David Sandstrom 21:25
Lastly, make sure you budget annually for non-monthly or non-regular items such as a car repair, or a bathroom remodel or something like that.
David Sandstrom 21:35
Alright, so let's summarize. Having a distorted desire for something that belongs to someone else is coveting. Our society bombards us with commercialism. Having nice stuff is not the problem. living beyond our means is the problem. Money is not the root of all evil. Falling in love with money is a form of idolatry, and it creates stress. In many parts of Africa, there is no such thing as a starter hut. Decide ahead of time that you're going to live well below your means. It may not feel like a choice. But for most of us, the vast majority of us it is. Biblical budgeting is quite easy if we don't get too bogged down with details and budget annually for non monthly items.
David Sandstrom 22:24

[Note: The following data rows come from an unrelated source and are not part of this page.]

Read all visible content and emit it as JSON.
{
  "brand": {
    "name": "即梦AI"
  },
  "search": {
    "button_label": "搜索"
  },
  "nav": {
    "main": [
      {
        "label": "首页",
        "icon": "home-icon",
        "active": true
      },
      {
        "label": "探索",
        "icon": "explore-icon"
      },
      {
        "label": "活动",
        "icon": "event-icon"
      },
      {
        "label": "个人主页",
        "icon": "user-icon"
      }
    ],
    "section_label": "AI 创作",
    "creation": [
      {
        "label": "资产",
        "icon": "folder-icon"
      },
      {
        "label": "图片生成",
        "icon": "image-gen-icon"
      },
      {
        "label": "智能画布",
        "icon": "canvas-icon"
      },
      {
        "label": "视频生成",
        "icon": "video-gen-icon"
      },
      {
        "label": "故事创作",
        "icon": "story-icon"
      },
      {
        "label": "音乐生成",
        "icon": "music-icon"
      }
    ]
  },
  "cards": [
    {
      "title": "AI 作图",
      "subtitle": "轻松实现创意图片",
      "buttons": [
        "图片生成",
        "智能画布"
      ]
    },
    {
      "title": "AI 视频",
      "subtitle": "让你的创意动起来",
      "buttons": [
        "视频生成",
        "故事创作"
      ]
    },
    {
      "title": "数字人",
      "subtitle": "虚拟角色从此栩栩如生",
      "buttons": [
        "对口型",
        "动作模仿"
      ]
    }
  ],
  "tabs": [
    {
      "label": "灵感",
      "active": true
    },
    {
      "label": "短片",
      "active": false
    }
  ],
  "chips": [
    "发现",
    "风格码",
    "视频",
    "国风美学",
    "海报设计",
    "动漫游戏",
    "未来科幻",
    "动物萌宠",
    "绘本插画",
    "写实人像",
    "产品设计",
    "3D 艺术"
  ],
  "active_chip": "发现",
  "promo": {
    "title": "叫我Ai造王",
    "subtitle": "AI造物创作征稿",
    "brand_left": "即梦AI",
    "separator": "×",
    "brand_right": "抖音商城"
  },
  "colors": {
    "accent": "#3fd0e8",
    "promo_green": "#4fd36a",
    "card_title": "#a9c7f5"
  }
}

Okay, I know I asked you to do a few things with this episode. But I've got two more things I want to ask you. If you're enjoying the podcast, and you've got some Christian friends you think might enjoy it as well. Would you tell them about it? I would appreciate you spreading the word either word of mouth or use social media that would help out a lot. Also, if you're enjoying the podcast, could you head on over to Apple podcast and leave me a star rating and a review that helps other people find the show. And don't forget this series on the spiritual component of health is leaning heavily on my book the Christians guide to holistic health. So if you're enjoying this series, I believe you really enjoy my book, go to David Sandstrom comm forward slash book and pick up a copy today. More go to David Sandstrom.com in the show notes for each episode, you'll find links to all the resources that were mentioned, as well as a full transcript with timestamps that you can download for free. In addition, I always include a content upgrade with each show, which is a free download that is designed to help you go deeper with that subject. Once again, thank you for listening, and I'll talk with you next week. Be blessed